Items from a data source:
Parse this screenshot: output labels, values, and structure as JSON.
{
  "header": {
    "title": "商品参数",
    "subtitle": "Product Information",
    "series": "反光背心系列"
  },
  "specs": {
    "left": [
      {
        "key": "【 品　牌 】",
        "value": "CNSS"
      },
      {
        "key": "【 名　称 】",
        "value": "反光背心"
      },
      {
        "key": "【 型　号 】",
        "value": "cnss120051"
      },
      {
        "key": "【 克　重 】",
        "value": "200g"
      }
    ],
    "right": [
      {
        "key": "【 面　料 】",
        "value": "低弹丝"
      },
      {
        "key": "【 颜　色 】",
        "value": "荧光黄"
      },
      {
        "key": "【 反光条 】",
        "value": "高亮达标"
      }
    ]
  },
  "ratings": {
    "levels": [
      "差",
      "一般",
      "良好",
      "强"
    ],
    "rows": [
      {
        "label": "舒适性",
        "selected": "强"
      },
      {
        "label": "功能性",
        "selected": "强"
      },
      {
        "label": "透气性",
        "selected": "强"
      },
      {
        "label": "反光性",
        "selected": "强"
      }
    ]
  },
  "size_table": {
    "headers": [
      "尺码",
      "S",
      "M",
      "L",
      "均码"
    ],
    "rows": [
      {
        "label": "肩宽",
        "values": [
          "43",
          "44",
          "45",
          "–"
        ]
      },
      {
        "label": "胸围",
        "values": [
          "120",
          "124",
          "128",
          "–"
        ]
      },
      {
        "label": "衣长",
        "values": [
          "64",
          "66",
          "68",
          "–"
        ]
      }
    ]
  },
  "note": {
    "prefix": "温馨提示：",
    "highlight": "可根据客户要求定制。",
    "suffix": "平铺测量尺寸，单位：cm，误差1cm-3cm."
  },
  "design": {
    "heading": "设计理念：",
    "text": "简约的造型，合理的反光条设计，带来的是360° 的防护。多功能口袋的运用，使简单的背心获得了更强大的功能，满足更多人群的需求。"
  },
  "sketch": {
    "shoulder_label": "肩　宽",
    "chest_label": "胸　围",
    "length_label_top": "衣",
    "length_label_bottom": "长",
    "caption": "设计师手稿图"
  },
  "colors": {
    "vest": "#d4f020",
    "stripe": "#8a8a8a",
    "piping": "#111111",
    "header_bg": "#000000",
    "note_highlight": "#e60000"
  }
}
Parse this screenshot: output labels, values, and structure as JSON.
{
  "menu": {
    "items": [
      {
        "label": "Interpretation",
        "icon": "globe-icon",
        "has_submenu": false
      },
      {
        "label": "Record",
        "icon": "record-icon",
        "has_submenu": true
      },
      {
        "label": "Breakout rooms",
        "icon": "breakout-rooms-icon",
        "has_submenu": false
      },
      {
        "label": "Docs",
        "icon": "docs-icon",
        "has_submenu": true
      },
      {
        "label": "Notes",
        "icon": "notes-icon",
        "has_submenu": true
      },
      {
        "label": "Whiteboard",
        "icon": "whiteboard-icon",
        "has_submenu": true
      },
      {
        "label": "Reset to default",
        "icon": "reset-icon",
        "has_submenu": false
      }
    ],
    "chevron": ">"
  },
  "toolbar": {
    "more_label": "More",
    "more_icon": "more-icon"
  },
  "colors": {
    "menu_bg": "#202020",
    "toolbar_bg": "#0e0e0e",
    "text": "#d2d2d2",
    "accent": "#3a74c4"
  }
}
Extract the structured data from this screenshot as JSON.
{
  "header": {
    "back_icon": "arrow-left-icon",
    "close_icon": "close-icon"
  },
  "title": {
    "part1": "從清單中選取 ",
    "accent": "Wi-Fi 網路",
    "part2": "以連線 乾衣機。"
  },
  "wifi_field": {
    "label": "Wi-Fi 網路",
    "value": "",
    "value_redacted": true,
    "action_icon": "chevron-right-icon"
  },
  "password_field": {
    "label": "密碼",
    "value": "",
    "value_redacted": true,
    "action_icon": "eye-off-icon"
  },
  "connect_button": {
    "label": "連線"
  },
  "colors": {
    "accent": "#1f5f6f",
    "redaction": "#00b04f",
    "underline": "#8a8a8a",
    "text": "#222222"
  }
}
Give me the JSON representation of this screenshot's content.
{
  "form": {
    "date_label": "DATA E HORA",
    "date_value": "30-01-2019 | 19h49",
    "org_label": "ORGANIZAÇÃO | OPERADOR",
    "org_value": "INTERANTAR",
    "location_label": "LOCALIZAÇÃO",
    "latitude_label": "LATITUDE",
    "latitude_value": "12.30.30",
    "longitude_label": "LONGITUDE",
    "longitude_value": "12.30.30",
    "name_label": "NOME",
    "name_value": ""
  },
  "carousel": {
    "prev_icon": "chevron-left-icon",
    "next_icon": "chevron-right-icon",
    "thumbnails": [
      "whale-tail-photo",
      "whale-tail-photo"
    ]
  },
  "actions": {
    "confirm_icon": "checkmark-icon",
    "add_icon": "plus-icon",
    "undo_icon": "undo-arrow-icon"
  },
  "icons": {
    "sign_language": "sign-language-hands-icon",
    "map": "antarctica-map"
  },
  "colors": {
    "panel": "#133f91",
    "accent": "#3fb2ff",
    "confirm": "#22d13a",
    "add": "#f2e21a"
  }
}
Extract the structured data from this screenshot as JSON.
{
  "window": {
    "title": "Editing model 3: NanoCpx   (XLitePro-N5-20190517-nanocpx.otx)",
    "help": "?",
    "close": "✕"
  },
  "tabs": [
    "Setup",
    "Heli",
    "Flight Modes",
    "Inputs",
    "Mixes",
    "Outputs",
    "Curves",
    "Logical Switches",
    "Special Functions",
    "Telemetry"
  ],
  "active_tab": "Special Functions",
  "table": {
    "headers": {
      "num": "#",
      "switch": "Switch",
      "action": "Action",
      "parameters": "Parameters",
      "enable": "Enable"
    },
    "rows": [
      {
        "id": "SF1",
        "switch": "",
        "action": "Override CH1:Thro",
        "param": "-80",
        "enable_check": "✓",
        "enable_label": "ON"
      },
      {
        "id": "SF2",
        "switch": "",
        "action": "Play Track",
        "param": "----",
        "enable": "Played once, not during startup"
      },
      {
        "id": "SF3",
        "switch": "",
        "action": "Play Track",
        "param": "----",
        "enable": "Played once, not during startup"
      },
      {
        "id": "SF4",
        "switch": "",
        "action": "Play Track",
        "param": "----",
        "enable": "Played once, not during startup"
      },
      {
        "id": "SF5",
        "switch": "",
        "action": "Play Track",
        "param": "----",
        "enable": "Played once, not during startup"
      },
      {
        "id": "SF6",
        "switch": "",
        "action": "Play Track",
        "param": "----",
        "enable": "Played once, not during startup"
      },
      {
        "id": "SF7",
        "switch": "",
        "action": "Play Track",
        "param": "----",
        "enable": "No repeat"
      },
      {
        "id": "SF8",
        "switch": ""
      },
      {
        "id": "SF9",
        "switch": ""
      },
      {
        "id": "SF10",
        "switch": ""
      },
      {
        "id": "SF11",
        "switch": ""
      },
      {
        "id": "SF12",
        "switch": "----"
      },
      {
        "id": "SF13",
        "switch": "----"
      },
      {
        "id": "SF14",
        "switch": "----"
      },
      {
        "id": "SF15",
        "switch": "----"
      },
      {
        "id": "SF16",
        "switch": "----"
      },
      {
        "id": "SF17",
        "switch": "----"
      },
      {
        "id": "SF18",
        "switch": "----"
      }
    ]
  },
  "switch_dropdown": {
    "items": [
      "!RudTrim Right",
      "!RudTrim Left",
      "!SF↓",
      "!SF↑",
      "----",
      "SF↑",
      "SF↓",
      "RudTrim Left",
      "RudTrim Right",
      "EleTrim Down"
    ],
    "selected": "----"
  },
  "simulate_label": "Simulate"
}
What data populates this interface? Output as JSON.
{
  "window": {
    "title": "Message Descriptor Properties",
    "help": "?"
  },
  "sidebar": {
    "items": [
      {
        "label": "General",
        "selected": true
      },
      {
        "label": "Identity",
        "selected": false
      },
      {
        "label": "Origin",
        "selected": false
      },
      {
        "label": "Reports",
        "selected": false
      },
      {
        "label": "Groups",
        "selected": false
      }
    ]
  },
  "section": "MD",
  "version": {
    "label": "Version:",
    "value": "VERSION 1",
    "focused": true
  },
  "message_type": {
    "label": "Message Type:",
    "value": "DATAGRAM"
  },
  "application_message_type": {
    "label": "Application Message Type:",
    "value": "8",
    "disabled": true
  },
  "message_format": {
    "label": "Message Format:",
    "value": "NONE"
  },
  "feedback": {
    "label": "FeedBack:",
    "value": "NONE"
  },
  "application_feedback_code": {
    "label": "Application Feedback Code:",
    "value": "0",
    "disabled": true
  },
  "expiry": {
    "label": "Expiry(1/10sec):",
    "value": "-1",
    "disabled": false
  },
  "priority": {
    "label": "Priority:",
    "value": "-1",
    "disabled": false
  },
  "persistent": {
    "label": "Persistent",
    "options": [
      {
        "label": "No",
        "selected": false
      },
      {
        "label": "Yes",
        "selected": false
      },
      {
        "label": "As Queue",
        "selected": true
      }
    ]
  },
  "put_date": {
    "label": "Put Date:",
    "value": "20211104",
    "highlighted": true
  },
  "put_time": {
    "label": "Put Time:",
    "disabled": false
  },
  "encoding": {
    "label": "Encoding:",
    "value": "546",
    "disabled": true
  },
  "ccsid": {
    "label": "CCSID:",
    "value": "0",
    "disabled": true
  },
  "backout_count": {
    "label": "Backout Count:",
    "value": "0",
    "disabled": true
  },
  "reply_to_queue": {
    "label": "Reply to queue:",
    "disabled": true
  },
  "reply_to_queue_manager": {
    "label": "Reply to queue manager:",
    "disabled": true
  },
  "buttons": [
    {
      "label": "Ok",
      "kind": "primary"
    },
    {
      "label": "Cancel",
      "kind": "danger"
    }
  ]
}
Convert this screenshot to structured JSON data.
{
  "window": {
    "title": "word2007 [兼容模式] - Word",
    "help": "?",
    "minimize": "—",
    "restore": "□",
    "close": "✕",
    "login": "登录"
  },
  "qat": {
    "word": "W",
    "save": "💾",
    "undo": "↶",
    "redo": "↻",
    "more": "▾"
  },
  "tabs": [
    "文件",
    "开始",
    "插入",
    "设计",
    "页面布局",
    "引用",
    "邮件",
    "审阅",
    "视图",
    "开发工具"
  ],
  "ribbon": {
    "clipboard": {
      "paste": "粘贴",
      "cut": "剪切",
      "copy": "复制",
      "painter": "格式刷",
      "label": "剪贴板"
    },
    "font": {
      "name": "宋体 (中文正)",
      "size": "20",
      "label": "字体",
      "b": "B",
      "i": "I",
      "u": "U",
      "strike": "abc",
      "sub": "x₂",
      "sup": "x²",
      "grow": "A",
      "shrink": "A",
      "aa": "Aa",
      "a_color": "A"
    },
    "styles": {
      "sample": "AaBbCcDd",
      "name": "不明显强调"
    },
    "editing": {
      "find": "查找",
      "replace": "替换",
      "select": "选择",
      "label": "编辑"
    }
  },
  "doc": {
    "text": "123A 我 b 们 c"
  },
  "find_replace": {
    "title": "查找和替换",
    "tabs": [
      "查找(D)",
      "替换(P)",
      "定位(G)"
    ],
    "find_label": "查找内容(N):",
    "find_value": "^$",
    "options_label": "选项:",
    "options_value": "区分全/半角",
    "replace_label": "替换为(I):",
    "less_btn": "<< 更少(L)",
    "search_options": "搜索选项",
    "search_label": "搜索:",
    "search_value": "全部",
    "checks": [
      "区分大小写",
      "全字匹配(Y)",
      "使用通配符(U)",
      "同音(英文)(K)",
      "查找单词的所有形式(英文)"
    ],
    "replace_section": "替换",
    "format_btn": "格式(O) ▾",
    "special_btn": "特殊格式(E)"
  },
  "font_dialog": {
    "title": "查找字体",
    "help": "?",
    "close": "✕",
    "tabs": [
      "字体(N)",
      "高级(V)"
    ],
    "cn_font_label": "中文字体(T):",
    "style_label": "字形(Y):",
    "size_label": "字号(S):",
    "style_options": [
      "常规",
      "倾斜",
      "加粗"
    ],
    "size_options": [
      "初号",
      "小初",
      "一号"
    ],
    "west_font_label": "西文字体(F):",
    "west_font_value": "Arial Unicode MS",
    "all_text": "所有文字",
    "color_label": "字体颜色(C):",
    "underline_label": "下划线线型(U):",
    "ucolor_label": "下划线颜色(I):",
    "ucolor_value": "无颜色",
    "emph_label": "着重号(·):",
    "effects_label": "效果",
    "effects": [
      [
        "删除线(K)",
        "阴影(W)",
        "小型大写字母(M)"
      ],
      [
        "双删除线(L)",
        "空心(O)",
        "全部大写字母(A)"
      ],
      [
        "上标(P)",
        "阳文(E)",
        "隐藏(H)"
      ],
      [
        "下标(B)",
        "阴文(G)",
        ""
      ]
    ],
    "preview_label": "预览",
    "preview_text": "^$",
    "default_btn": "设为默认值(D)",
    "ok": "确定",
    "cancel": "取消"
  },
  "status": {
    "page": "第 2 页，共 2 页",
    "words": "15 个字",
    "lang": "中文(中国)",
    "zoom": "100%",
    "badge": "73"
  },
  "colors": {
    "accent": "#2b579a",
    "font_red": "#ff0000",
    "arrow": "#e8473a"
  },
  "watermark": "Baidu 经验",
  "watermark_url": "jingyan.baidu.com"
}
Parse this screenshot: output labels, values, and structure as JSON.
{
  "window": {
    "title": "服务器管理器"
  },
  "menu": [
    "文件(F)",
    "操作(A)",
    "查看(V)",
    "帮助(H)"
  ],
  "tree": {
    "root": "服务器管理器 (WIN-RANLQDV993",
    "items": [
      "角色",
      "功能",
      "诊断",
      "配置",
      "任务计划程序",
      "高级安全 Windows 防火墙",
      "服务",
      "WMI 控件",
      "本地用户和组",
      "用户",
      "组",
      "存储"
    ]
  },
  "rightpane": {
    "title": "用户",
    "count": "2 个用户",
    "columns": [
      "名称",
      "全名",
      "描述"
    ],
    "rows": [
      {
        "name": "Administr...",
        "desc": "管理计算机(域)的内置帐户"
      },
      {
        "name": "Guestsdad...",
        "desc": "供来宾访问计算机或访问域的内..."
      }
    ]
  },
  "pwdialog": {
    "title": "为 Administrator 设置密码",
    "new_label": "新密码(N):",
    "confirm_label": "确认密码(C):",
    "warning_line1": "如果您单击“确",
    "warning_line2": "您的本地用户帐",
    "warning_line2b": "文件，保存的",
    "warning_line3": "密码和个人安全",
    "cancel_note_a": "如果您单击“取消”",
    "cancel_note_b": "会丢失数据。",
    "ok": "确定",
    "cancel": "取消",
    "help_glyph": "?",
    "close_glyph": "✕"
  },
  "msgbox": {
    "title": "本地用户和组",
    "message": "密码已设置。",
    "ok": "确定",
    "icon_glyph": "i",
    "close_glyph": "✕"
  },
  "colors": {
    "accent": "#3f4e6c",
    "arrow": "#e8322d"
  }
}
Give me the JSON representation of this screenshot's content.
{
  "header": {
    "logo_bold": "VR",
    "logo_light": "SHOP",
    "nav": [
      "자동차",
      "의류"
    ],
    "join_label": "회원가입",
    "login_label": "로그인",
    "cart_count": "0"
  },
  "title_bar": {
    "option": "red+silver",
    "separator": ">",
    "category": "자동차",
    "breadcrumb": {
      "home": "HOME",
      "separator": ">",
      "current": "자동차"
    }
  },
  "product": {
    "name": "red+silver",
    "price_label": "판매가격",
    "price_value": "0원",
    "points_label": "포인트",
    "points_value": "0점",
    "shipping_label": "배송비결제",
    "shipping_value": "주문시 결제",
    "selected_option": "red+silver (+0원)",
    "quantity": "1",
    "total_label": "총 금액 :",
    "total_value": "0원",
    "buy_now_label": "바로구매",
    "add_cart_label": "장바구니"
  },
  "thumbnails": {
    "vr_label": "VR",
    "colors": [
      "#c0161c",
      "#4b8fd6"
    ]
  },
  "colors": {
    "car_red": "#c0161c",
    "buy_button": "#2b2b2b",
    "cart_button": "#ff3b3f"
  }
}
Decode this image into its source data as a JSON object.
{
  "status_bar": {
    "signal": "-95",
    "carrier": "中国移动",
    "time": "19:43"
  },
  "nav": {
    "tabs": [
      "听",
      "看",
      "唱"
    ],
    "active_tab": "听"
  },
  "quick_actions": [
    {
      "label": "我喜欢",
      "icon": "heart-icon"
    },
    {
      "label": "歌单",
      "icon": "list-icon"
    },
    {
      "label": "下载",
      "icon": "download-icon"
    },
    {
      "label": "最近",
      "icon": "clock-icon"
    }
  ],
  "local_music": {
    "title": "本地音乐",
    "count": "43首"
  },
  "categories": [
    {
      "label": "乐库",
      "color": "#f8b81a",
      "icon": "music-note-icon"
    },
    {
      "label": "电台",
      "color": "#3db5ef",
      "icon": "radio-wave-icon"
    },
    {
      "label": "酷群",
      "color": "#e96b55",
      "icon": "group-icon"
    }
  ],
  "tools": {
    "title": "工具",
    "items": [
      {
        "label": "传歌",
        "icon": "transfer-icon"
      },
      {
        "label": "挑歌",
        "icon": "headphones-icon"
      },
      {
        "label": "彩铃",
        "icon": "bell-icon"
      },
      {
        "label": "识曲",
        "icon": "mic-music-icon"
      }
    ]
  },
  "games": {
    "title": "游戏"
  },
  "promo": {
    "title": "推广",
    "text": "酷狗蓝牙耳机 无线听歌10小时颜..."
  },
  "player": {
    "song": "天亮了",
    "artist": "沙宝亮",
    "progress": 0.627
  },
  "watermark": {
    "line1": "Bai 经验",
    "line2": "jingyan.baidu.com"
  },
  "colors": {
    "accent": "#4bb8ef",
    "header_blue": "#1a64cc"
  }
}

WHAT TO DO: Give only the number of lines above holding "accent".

WRITTEN RESPONSE: 7